Renacci Lies on Redistricting, or Why You Need to Vote YES on Issue 2
In the previous post, Derek alluded to congressman Jim Renacci's insistence that he had no involvement in the redistricting that led to the elimination of congresswoman Betty Sutton's district and pitted the two incumbents against each other.
Oh – what's this:
(Heather Mann is a GOP operative who works for the Ohio House Republicans.)
Now, I'm sure there could be some perfectly innocent reason why Renacci requested information on where the pieces of Betty's old district landed. I am racking my brain, and I just can't think what it might be, though. Can anyone help me?
This is a prime example of how corrupt Ohio's current process of redistricting is, where the party who wins certain offices in the census year gets all the power to do whatever mischief they choose, and sitting congressmen have input in who they want their voters to be to make their reelection easier.
The Republicans, in their desperation to hang onto their lopsided map, have put out a bunch of lies and distortions about what Issue 2 aka Voters First Ohio — which would take redistricting power away from politicians and put it in the hands of a nonpartisan citizens commission with no political stake in the results — would do. Unfortunately, I have heard too many people say things like "We need change but Issue 2 is flawed."

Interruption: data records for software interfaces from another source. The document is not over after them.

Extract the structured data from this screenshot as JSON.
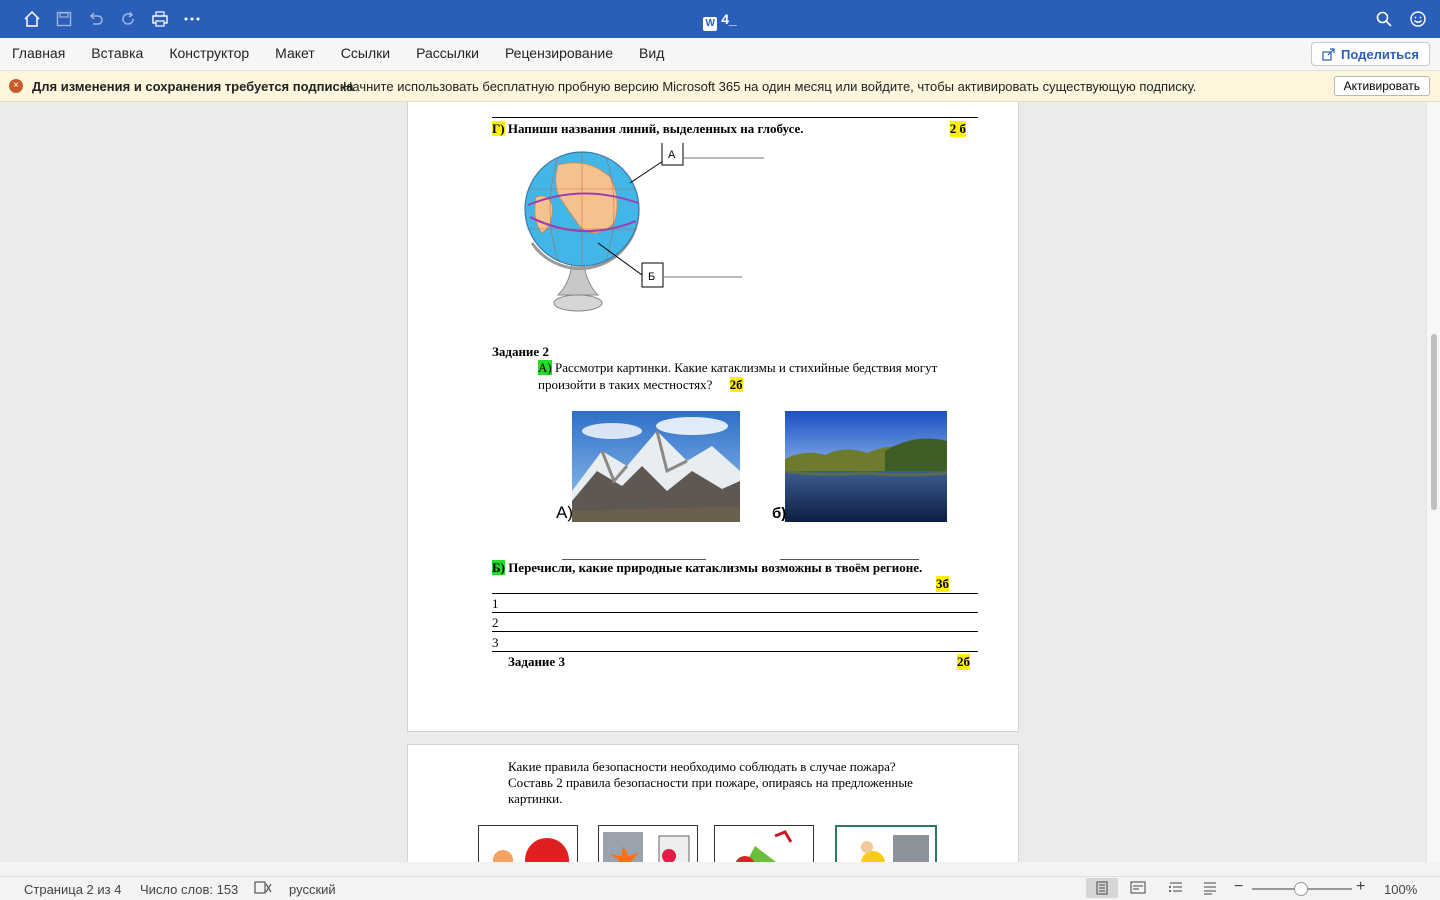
{
  "window": {
    "title": "4_"
  },
  "ribbon": {
    "tabs": [
      "Главная",
      "Вставка",
      "Конструктор",
      "Макет",
      "Ссылки",
      "Рассылки",
      "Рецензирование",
      "Вид"
    ],
    "share_label": "Поделиться"
  },
  "notification": {
    "bold": "Для изменения и сохранения требуется подписка",
    "message": "Начните использовать бесплатную пробную версию Microsoft 365 на один месяц или войдите, чтобы активировать существующую подписку.",
    "button": "Активировать"
  },
  "doc": {
    "g_label": "Г)",
    "g_text": "Напиши названия линий, выделенных на глобусе.",
    "g_points": "2 б",
    "globe_label_a": "А",
    "globe_label_b": "Б",
    "task2_title": "Задание 2",
    "a_label": "А)",
    "a_text": "Рассмотри картинки. Какие катаклизмы и стихийные бедствия могут произойти в таких местностях?",
    "a_points": "2б",
    "img_label_a": "А)",
    "img_label_b": "б)",
    "b_label": "Б)",
    "b_text": "Перечисли, какие природные  катаклизмы возможны в твоём регионе.",
    "b_points": "3б",
    "rows": [
      "1",
      "2",
      "3"
    ],
    "task3_title": "Задание 3",
    "task3_points": "2б",
    "fire_q1": "Какие правила безопасности необходимо соблюдать в случае пожара?",
    "fire_q2": "Составь 2 правила безопасности при пожаре, опираясь на предложенные картинки."
  },
  "status": {
    "page": "Страница 2 из 4",
    "words": "Число слов: 153",
    "language": "русский",
    "zoom": "100%"
  }
}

That's hooey. While maybe not perfect — because no solution is — Issue 2 is an elegantly crafted solution to the fatally flawed system we have now where the interests of politicians like Renacci are put before the interests of the tens of thousands of people living in those shards of Betty Sutton's old district.
Sadly, because of the GOP's blatant lies and manipulative tactics, such as writing confusing, lengthy, and off-putting ballot language, and the unfocused and indirect campaign of Voters First Ohio, it will probably lose and lose badly. Then the GOP will spend the next decade proposing bandaids like Jon Husted's idea of expanding the size of the redistricting panel — more politicians! – and requiring some minority buy-in on any map. And if they lose those key offices in 2020, look for Ohio Republicans to suddenly think the Voters First Ohio amendment is just the best thing they have ever heard of.
If you'd like to help Voters First Ohio, go here: